Supporting the Arts in Western Massachusetts and Beyond

November 12, 2013

Stick Fly

The Majestic, West Springfield, MA
through December 15, 2013
by Shera Cohen

The folk at the Majestic Theater seem to have developed their 2013/14 season with emphasis on stronger subject matter than in the past. For example, “Stick Fly” presents racism, classism, and prejudice through the characters in the LeVay household. The LeVays are black and their summer home is Martha’s Vineyard. The color and setting literally and immediately set the stage for conflict. Yet, lots of humor takes the edge off the tough topics.

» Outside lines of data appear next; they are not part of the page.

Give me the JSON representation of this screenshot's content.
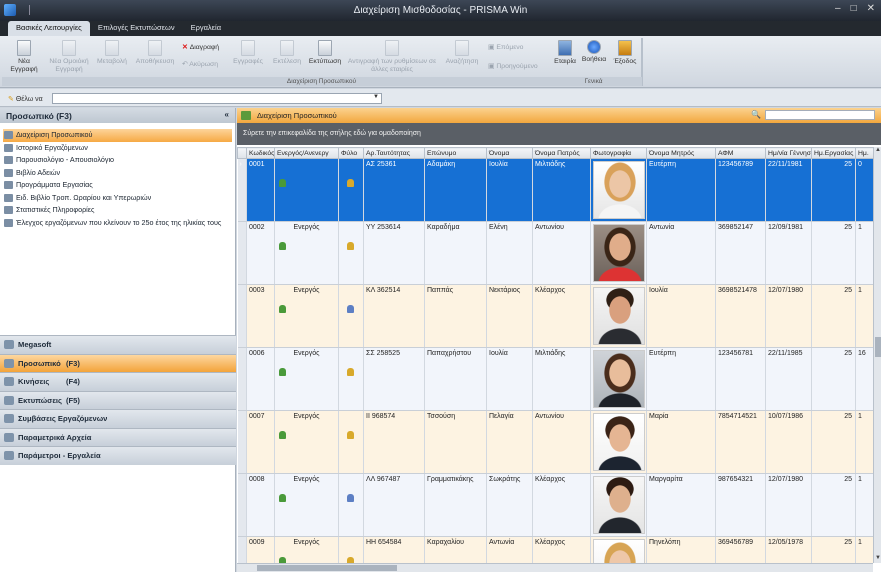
{
  "window": {
    "title": "Διαχείριση Μισθοδοσίας - PRISMA Win"
  },
  "menu_tabs": [
    "Βασικές Λειτουργίες",
    "Επιλογές Εκτυπώσεων",
    "Εργαλεία"
  ],
  "ribbon": {
    "group1_label": "Διαχείριση Προσωπικού",
    "group2_label": "Γενικά",
    "new": "Νέα Εγγραφή",
    "new_similar": "Νέα Ομοιόκή Εγγραφή",
    "edit": "Μεταβολή",
    "save": "Αποθήκευση",
    "delete": "Διαγραφή",
    "cancel": "Ακύρωση",
    "records": "Εγγραφές",
    "execute": "Εκτέλεση",
    "print": "Εκτύπωση",
    "copy_settings": "Αντιγραφή των ρυθμίσεων σε άλλες εταιρίες",
    "search": "Αναζήτηση",
    "next": "Επόμενο",
    "previous": "Προηγούμενο",
    "company": "Εταιρία",
    "help": "Βοήθεια",
    "exit": "Έξοδος"
  },
  "searchbar": {
    "label": "Θέλω να",
    "value": ""
  },
  "left_pane": {
    "title": "Προσωπικό    (F3)",
    "items": [
      "Διαχείριση Προσωπικού",
      "Ιστορικό Εργαζόμενων",
      "Παρουσιολόγιο - Απουσιολόγιο",
      "Βιβλίο Αδειών",
      "Προγράμματα Εργασίας",
      "Ειδ. Βιβλίο Τροπ. Ωραρίου και Υπερωριών",
      "Στατιστικές Πληροφορίες",
      "Έλεγχος εργαζόμενων που κλείνουν το 25ο έτος της ηλικίας τους"
    ],
    "nav_panes": [
      {
        "label": "Megasoft",
        "key": ""
      },
      {
        "label": "Προσωπικό",
        "key": "(F3)"
      },
      {
        "label": "Κινήσεις",
        "key": "(F4)"
      },
      {
        "label": "Εκτυπώσεις",
        "key": "(F5)"
      },
      {
        "label": "Συμβάσεις Εργαζόμενων",
        "key": ""
      },
      {
        "label": "Παραμετρικά Αρχεία",
        "key": ""
      },
      {
        "label": "Παράμετροι - Εργαλεία",
        "key": ""
      }
    ]
  },
  "main": {
    "title": "Διαχείριση Προσωπικού",
    "group_hint": "Σύρετε την επικεφαλίδα της στήλης εδώ για ομαδοποίηση",
    "columns": [
      "Κωδικός",
      "Ενεργός/Ανενεργ",
      "Φύλο",
      "Αρ.Ταυτότητας",
      "Επώνυμο",
      "Όνομα",
      "Όνομα Πατρός",
      "Φωτογραφία",
      "Όνομα Μητρός",
      "ΑΦΜ",
      "Ημ/νία Γέννησης",
      "Ημ.Εργασίας",
      "Ημ."
    ],
    "rows": [
      {
        "code": "0001",
        "active": "",
        "gender": "female",
        "id": "ΑΣ 25361",
        "surname": "Αδαμάκη",
        "name": "Ιουλία",
        "father": "Μιλτιάδης",
        "mother": "Ευτέρπη",
        "afm": "123456789",
        "birth": "22/11/1981",
        "work": "25",
        "extra": "0"
      },
      {
        "code": "0002",
        "active": "Ενεργός",
        "gender": "female",
        "id": "ΥΥ 253614",
        "surname": "Καραδήμα",
        "name": "Ελένη",
        "father": "Αντωνίου",
        "mother": "Αντωνία",
        "afm": "369852147",
        "birth": "12/09/1981",
        "work": "25",
        "extra": "1"
      },
      {
        "code": "0003",
        "active": "Ενεργός",
        "gender": "male",
        "id": "ΚΛ 362514",
        "surname": "Παππάς",
        "name": "Νεκτάριος",
        "father": "Κλέαρχος",
        "mother": "Ιουλία",
        "afm": "3698521478",
        "birth": "12/07/1980",
        "work": "25",
        "extra": "1"
      },
      {
        "code": "0006",
        "active": "Ενεργός",
        "gender": "female",
        "id": "ΣΣ 258525",
        "surname": "Παπαχρήστου",
        "name": "Ιουλία",
        "father": "Μιλτιάδης",
        "mother": "Ευτέρπη",
        "afm": "123456781",
        "birth": "22/11/1985",
        "work": "25",
        "extra": "16"
      },
      {
        "code": "0007",
        "active": "Ενεργός",
        "gender": "female",
        "id": "ΙΙ 968574",
        "surname": "Τσσούση",
        "name": "Πελαγία",
        "father": "Αντωνίου",
        "mother": "Μαρία",
        "afm": "7854714521",
        "birth": "10/07/1986",
        "work": "25",
        "extra": "1"
      },
      {
        "code": "0008",
        "active": "Ενεργός",
        "gender": "male",
        "id": "ΛΛ 967487",
        "surname": "Γραμματικάκης",
        "name": "Σωκράτης",
        "father": "Κλέαρχος",
        "mother": "Μαργαρίτα",
        "afm": "987654321",
        "birth": "12/07/1980",
        "work": "25",
        "extra": "1"
      },
      {
        "code": "0009",
        "active": "Ενεργός",
        "gender": "female",
        "id": "ΗΗ 654584",
        "surname": "Καραχαλίου",
        "name": "Αντωνία",
        "father": "Κλέαρχος",
        "mother": "Πηνελόπη",
        "afm": "369456789",
        "birth": "12/05/1978",
        "work": "25",
        "extra": "1"
      }
    ]
  }
}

The LeVay brothers -- complete opposites in looks, goals, and lifestyles -- bring their girlfriends home to meet mom and dad. Kent’s gal is a well-educated, high-strung, preachy spitfire. She is black. Flip’s lady is a well-meaning, introspective negotiator. She is white. At its core, the play points fingers at fathers and their affects on their children of both sexes. Kent and Flip’s dad is very much in the picture of this dysfunctional family. But, neither color nor money clean up dysfunction.

Photo by Lee Chambers
There are no stars in “Stick Fly,” but an ensemble that holds well. Ashley Denise Robinson (Cheryl, the maid’s daughter) is the first to step on stage doing funky choreography to her headphone music. She hasn’t said a word. Her audience likes her. Seemingly a small role develops into the most important in the story. We really like Cheryl, her language, nuances, quips. We really like Robinson. The other actors in the sextet do their jobs -- some far better than others. Even though the play’s theme explores the importance of fathers, it is the girls who rule onstage.

“Stick Fly” will have to overcome a few problems to become an excellent production. First, the play is too long. This is not the director’s fault. However, some cuts within scenes is advised. Second, the set does not work. In fact, it works against the characters/actors. The audience sees a kitchen, living room, porch, and entries/exits. Okay, that’s a lot, but doable. But, the partition between rooms not only looks like a slab of drywall, but even worse, is so high that actors can only be seen from the torso up. Many important scenes occur in the kitchen. Because the stage area is so small, the actors block each other, and sometimes only their heads are seen. The play’s run just began. It’s not too late for some interior redecorating.

This play is recommended for adult audiences.